HackerOne, the leading hacker-powered security platform, today announced findings from the 2019 Hacker Report, which reveals the hacker community has doubled year over year and has earned $19 million in bounties, nearly matching the total bounties paid to hackers in the previous six years combined. The annual report is a benchmark study of the bug bounty and vulnerability disclosure ecosystem, celebrating hackers’ motivations, education and training, favorite tools, attack surfaces, finances, collaboration, and more.
The report highlights the hackers located in more than 150 countries around the world that are responsible for reporting more than 93,000 resolved security vulnerabilities and earning $42 million earned in bug bounties as of 2018. While India, the United States, Russia, Pakistan, and the United Kingdom are the top locations where hackers reside, representing over 51% of all hackers in the HackerOne community, six African countries had first-time hacker participation in 2018. Hackers from India and the U.S. alone account for 30% of the total community. That is a shift from 2018 when those two countries claimed 43%, demonstrating increasing globalization amongst its members.
This globalization is in part due to the opportunities created by hacker-powered security. Top earners on HackerOne are making up to 40 times the median annual wage of a software engineer in their home countries, including HackerOne’s first hacker to surpass $1 million in bounties earned for helping companies become more secure. Some hackers have been awarded $100,000 for one critical vulnerability, and dozens of customers in the past year have hired hackers they met through their programs. Submitted bug reports, personal interactions and public HackerOne profile activity is a bellwether for hiring decisions — a practice encouraged and championed within HackerOne.

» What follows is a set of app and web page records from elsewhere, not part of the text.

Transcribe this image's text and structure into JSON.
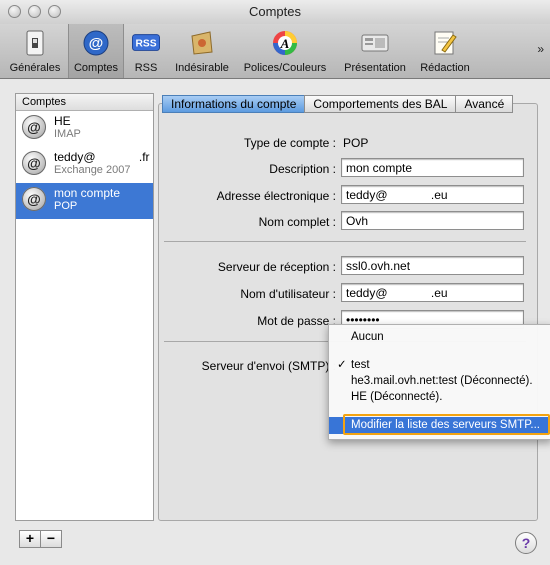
{
  "window": {
    "title": "Comptes"
  },
  "toolbar": {
    "items": [
      {
        "label": "Générales",
        "icon": "light-switch-icon"
      },
      {
        "label": "Comptes",
        "icon": "at-sign-icon"
      },
      {
        "label": "RSS",
        "icon": "rss-icon"
      },
      {
        "label": "Indésirable",
        "icon": "junk-mail-icon"
      },
      {
        "label": "Polices/Couleurs",
        "icon": "font-colors-icon"
      },
      {
        "label": "Présentation",
        "icon": "presentation-icon"
      },
      {
        "label": "Rédaction",
        "icon": "compose-pencil-icon"
      }
    ],
    "overflow": "»"
  },
  "sidebar": {
    "header": "Comptes",
    "accounts": [
      {
        "name": "HE",
        "type": "IMAP"
      },
      {
        "name": "teddy@             .fr",
        "type": "Exchange 2007"
      },
      {
        "name": "mon compte",
        "type": "POP"
      }
    ],
    "add_label": "+",
    "remove_label": "−"
  },
  "tabs": [
    "Informations du compte",
    "Comportements des BAL",
    "Avancé"
  ],
  "form": {
    "type_label": "Type de compte :",
    "type_value": "POP",
    "description_label": "Description :",
    "description_value": "mon compte",
    "email_label": "Adresse électronique :",
    "email_value": "teddy@             .eu",
    "fullname_label": "Nom complet :",
    "fullname_value": "Ovh",
    "incoming_label": "Serveur de réception :",
    "incoming_value": "ssl0.ovh.net",
    "username_label": "Nom d'utilisateur :",
    "username_value": "teddy@             .eu",
    "password_label": "Mot de passe :",
    "password_value": "••••••••",
    "smtp_label": "Serveur d'envoi (SMTP) :"
  },
  "smtp_menu": {
    "items": [
      "Aucun",
      "test",
      "he3.mail.ovh.net:test (Déconnecté).",
      "HE (Déconnecté).",
      "Modifier la liste des serveurs SMTP..."
    ],
    "checked": "✓"
  },
  "help": "?",
  "colors": {
    "selection": "#3d78d4",
    "highlight": "#3875d7",
    "callout": "#f3a310"
  }
}
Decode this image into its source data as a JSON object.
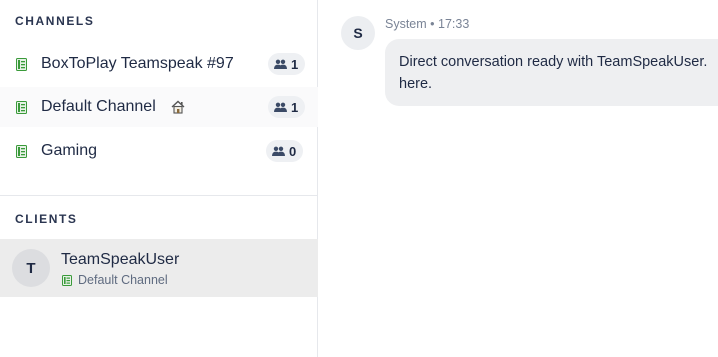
{
  "sidebar": {
    "channels_title": "CHANNELS",
    "clients_title": "CLIENTS",
    "channels": [
      {
        "label": "BoxToPlay Teamspeak #97",
        "count": "1",
        "icon": "channel-icon"
      },
      {
        "label": "Default Channel",
        "count": "1",
        "icon": "channel-icon",
        "home": "home-icon"
      },
      {
        "label": "Gaming",
        "count": "0",
        "icon": "channel-icon"
      }
    ],
    "clients": [
      {
        "initial": "T",
        "name": "TeamSpeakUser",
        "channel": "Default Channel"
      }
    ]
  },
  "chat": {
    "messages": [
      {
        "initial": "S",
        "meta": "System • 17:33",
        "text": "Direct conversation ready with TeamSpeakUser. here."
      }
    ]
  },
  "colors": {
    "channel_icon_green": "#3a9a3a",
    "selected_row": "#ececec",
    "pill_bg": "#eef0f3"
  }
}
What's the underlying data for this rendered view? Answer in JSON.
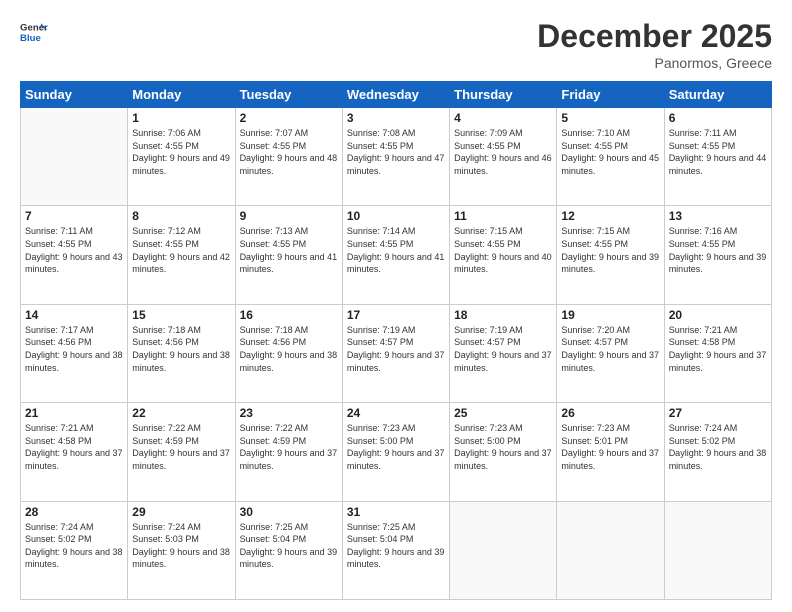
{
  "header": {
    "logo_line1": "General",
    "logo_line2": "Blue",
    "month": "December 2025",
    "location": "Panormos, Greece"
  },
  "weekdays": [
    "Sunday",
    "Monday",
    "Tuesday",
    "Wednesday",
    "Thursday",
    "Friday",
    "Saturday"
  ],
  "weeks": [
    [
      {
        "day": "",
        "empty": true
      },
      {
        "day": "1",
        "sunrise": "7:06 AM",
        "sunset": "4:55 PM",
        "daylight": "9 hours and 49 minutes."
      },
      {
        "day": "2",
        "sunrise": "7:07 AM",
        "sunset": "4:55 PM",
        "daylight": "9 hours and 48 minutes."
      },
      {
        "day": "3",
        "sunrise": "7:08 AM",
        "sunset": "4:55 PM",
        "daylight": "9 hours and 47 minutes."
      },
      {
        "day": "4",
        "sunrise": "7:09 AM",
        "sunset": "4:55 PM",
        "daylight": "9 hours and 46 minutes."
      },
      {
        "day": "5",
        "sunrise": "7:10 AM",
        "sunset": "4:55 PM",
        "daylight": "9 hours and 45 minutes."
      },
      {
        "day": "6",
        "sunrise": "7:11 AM",
        "sunset": "4:55 PM",
        "daylight": "9 hours and 44 minutes."
      }
    ],
    [
      {
        "day": "7",
        "sunrise": "7:11 AM",
        "sunset": "4:55 PM",
        "daylight": "9 hours and 43 minutes."
      },
      {
        "day": "8",
        "sunrise": "7:12 AM",
        "sunset": "4:55 PM",
        "daylight": "9 hours and 42 minutes."
      },
      {
        "day": "9",
        "sunrise": "7:13 AM",
        "sunset": "4:55 PM",
        "daylight": "9 hours and 41 minutes."
      },
      {
        "day": "10",
        "sunrise": "7:14 AM",
        "sunset": "4:55 PM",
        "daylight": "9 hours and 41 minutes."
      },
      {
        "day": "11",
        "sunrise": "7:15 AM",
        "sunset": "4:55 PM",
        "daylight": "9 hours and 40 minutes."
      },
      {
        "day": "12",
        "sunrise": "7:15 AM",
        "sunset": "4:55 PM",
        "daylight": "9 hours and 39 minutes."
      },
      {
        "day": "13",
        "sunrise": "7:16 AM",
        "sunset": "4:55 PM",
        "daylight": "9 hours and 39 minutes."
      }
    ],
    [
      {
        "day": "14",
        "sunrise": "7:17 AM",
        "sunset": "4:56 PM",
        "daylight": "9 hours and 38 minutes."
      },
      {
        "day": "15",
        "sunrise": "7:18 AM",
        "sunset": "4:56 PM",
        "daylight": "9 hours and 38 minutes."
      },
      {
        "day": "16",
        "sunrise": "7:18 AM",
        "sunset": "4:56 PM",
        "daylight": "9 hours and 38 minutes."
      },
      {
        "day": "17",
        "sunrise": "7:19 AM",
        "sunset": "4:57 PM",
        "daylight": "9 hours and 37 minutes."
      },
      {
        "day": "18",
        "sunrise": "7:19 AM",
        "sunset": "4:57 PM",
        "daylight": "9 hours and 37 minutes."
      },
      {
        "day": "19",
        "sunrise": "7:20 AM",
        "sunset": "4:57 PM",
        "daylight": "9 hours and 37 minutes."
      },
      {
        "day": "20",
        "sunrise": "7:21 AM",
        "sunset": "4:58 PM",
        "daylight": "9 hours and 37 minutes."
      }
    ],
    [
      {
        "day": "21",
        "sunrise": "7:21 AM",
        "sunset": "4:58 PM",
        "daylight": "9 hours and 37 minutes."
      },
      {
        "day": "22",
        "sunrise": "7:22 AM",
        "sunset": "4:59 PM",
        "daylight": "9 hours and 37 minutes."
      },
      {
        "day": "23",
        "sunrise": "7:22 AM",
        "sunset": "4:59 PM",
        "daylight": "9 hours and 37 minutes."
      },
      {
        "day": "24",
        "sunrise": "7:23 AM",
        "sunset": "5:00 PM",
        "daylight": "9 hours and 37 minutes."
      },
      {
        "day": "25",
        "sunrise": "7:23 AM",
        "sunset": "5:00 PM",
        "daylight": "9 hours and 37 minutes."
      },
      {
        "day": "26",
        "sunrise": "7:23 AM",
        "sunset": "5:01 PM",
        "daylight": "9 hours and 37 minutes."
      },
      {
        "day": "27",
        "sunrise": "7:24 AM",
        "sunset": "5:02 PM",
        "daylight": "9 hours and 38 minutes."
      }
    ],
    [
      {
        "day": "28",
        "sunrise": "7:24 AM",
        "sunset": "5:02 PM",
        "daylight": "9 hours and 38 minutes."
      },
      {
        "day": "29",
        "sunrise": "7:24 AM",
        "sunset": "5:03 PM",
        "daylight": "9 hours and 38 minutes."
      },
      {
        "day": "30",
        "sunrise": "7:25 AM",
        "sunset": "5:04 PM",
        "daylight": "9 hours and 39 minutes."
      },
      {
        "day": "31",
        "sunrise": "7:25 AM",
        "sunset": "5:04 PM",
        "daylight": "9 hours and 39 minutes."
      },
      {
        "day": "",
        "empty": true
      },
      {
        "day": "",
        "empty": true
      },
      {
        "day": "",
        "empty": true
      }
    ]
  ]
}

“The perception of hackers is changing,” said Luke Tucker, Senior Director of Community and Content. “With the frequency of cyber attacks swelling to new highs, companies and government organizations are realizing that in order to protect themselves online, they need an army of highly skilled and creative individuals on their side — hackers. As more organizations embrace the hacker community, the safer customers and citizens become.”
In fact, the image of hackers has evolved. Nearly two thirds of Americans (64%) today recognize that not all hackers act maliciously.
As such, the interest in joining the hacker community is growing, but the motivation to join is not solely centered around bounties. Nearly three-times as many hackers (40.52%) begin hacking to learn and contribute to their career and personal growth, and nearly as many hack to have fun (13.53%) as those who do it for the money (14.26%). With each new company and government agency joining HackerOne every day — such as the U.S. Department of Defense, General Motors, Alibaba, Goldman Sachs, Toyota, IBM and more — comes curiosity and a genuine desire to help the internet become more secure (9.31%).
Data collected from HackerOne Platform, survey data in December 2018, and survey of U.S. adults in January 2019 totalling over 3,667 respondents from over 100 countries and territories. The HackerOne platform surveyed individuals have all successfully reported one or more valid security vulnerabilities on HackerOne, as indicated by the organization that received the vulnerability report. Additional findings were collected from the HackerOne platform using HackerOne’s proprietary data based on over 1,300 collective bug bounty and vulnerability disclosure programs.
In this article
- bounty and vulnerability
- bounty and vulnerability disclosure
- bug bounties
- bug bounty
- bug bounty and vulnerability
- bug bounty and vulnerability disclosure
- earned $19
- hacker community
- hacker-powered security
- hackerone platform
- security vulnerabilities
- vulnerability disclosure